We could say that Muralism is one of the most significant art movements in Latin America. This is particularly important in case of Mexico, where a specific movement known as Mexican Muralism inspired dozens of great artists. The most notable representatives of Mexican muralism are Diego Rivera, David Alfaro Siqueiros, and Rufino Tamayo. This movement that emerged in the late 1920s was so popular, that it had a huge impact in the United States, and other countries as well. However, it was not only Muralism and Mexican Muralism that marked the Latin American art in the 20th Century. In the early 1960s, an art movement appeared in Mexico, in which younger artists (belonging to the so-called Rupture Generation) broke away from the established national style of Muralism. The main features of this movement were expressionistic and figurative styles.
Latin American countries experienced decades of political and social turmoil. But, in the last 15-20 years, it seems that political situation has stabilized. This social and political turmoil is probably best reflected in urban and street art – in the last two decades, cities like Sao Paolo, Mexico City and Buenos Aires became one of the major centers of global street art movement (be sure to check out our list of 10 South American Urban Artists). On the other hand, with the liberalization of the art market, many Latin American contemporary artists became more presented in the global contemporary art scene, particularly in the United States. For example, as relations between the US and Cuba improved in the last couple of years, many Cuban artists are now regularly exhibiting throughout North America. But, it’s not only about exhibitions (the number of exhibitions of Latin American artists in American museums and galleries is getting higher year by year). The artists’ presence at art fairs and auctions is higher than ever. The works by artists, such as Oscar Murillo, Christian Rosa, Francisco Toledo, Fernando Botero, Os Gemeos, and many more, are regularly being offered for sale at the biggest auction houses in the world.
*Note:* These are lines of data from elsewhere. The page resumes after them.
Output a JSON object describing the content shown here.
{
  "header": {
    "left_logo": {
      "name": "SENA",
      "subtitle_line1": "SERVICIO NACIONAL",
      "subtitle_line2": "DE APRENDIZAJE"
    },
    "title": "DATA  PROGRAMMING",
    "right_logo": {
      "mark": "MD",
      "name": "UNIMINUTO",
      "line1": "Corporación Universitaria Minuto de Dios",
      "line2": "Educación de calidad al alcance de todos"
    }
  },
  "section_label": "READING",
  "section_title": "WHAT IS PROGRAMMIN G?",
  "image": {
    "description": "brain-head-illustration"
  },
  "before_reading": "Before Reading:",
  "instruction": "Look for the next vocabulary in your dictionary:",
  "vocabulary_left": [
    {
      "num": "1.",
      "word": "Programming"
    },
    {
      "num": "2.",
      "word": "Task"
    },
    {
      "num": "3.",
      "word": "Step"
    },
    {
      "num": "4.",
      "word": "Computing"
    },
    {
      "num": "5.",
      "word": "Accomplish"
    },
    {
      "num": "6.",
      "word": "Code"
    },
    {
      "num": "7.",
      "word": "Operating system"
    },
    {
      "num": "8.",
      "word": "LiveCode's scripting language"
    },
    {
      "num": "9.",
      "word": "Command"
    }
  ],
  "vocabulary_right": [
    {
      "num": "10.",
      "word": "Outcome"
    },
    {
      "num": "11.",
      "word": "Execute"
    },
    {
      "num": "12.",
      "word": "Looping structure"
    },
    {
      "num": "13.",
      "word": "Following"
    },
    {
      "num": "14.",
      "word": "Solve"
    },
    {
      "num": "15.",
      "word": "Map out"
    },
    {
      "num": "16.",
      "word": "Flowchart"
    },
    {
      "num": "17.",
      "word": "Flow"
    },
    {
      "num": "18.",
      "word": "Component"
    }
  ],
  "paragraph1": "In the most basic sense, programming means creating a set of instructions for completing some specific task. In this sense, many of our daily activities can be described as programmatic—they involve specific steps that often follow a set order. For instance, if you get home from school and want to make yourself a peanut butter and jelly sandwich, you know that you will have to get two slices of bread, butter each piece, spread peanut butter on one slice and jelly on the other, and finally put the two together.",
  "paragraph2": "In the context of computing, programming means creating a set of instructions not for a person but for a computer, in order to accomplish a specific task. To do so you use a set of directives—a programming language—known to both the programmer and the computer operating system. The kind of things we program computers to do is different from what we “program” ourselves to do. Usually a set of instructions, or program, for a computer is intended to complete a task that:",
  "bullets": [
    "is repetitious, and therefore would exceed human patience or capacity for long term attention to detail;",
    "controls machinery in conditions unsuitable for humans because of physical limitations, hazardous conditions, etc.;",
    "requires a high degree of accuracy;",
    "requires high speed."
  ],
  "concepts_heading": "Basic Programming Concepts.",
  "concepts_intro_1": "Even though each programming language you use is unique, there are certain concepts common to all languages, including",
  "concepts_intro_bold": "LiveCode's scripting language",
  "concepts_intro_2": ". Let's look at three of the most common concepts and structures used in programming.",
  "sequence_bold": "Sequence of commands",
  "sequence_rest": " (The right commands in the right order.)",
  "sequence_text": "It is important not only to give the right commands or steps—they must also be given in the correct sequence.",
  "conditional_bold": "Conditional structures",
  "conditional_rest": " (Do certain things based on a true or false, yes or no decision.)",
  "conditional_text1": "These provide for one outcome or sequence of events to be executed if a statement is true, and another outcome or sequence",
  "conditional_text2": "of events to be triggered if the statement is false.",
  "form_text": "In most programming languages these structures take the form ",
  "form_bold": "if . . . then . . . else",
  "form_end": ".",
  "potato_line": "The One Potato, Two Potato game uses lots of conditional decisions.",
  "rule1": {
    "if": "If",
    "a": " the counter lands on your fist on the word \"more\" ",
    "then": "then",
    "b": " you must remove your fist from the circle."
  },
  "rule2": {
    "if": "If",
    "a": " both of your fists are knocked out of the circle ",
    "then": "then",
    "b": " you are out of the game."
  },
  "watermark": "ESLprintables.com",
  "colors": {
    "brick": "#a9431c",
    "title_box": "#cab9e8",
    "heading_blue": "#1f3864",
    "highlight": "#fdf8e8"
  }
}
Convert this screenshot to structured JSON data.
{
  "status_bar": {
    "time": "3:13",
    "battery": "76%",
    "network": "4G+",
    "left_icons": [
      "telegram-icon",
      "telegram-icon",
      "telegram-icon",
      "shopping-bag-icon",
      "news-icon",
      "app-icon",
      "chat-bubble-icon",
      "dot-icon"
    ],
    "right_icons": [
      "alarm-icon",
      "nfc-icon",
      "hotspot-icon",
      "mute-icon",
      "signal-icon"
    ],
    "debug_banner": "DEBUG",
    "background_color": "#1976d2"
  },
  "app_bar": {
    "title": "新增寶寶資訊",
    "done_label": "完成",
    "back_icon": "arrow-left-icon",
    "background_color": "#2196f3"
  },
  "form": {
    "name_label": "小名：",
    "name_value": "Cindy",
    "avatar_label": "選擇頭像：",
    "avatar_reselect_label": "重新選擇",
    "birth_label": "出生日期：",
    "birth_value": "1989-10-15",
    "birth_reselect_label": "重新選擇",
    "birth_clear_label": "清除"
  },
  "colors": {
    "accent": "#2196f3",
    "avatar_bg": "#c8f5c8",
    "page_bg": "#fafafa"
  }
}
As works by Latin American artists are more present than ever on the art market, we’ve seen some remarkable sales of their works in the recent period. For example, in June 2014, Latin American Art Auction sales in New York (Christie’s, Sotheby’s and Phillip’s) totaled a figure of $34,237,600. In May 2015, we saw a great auction sales during Latin American Art Modern and Contemporary Auction at Sotheby’s New York, that gathered around $13 Million. We could name more auctions, of course, but the fact is that Latin American artists and their works are being presented at every major auction sales and at almost every big art fairs (particularly at Miami’s fairs). So, if you are a collector, or you are planning to be one, you might consider learning Spanish or Portuguese – it seems that the Latin American art is breaking a number of records. Finally, be sure to regularly check our Auction section, where you can learn how Latin American artists are trending on the art market.
Featured Image: Yoan Capote – Open Mind. All Images used for illustrative purposes.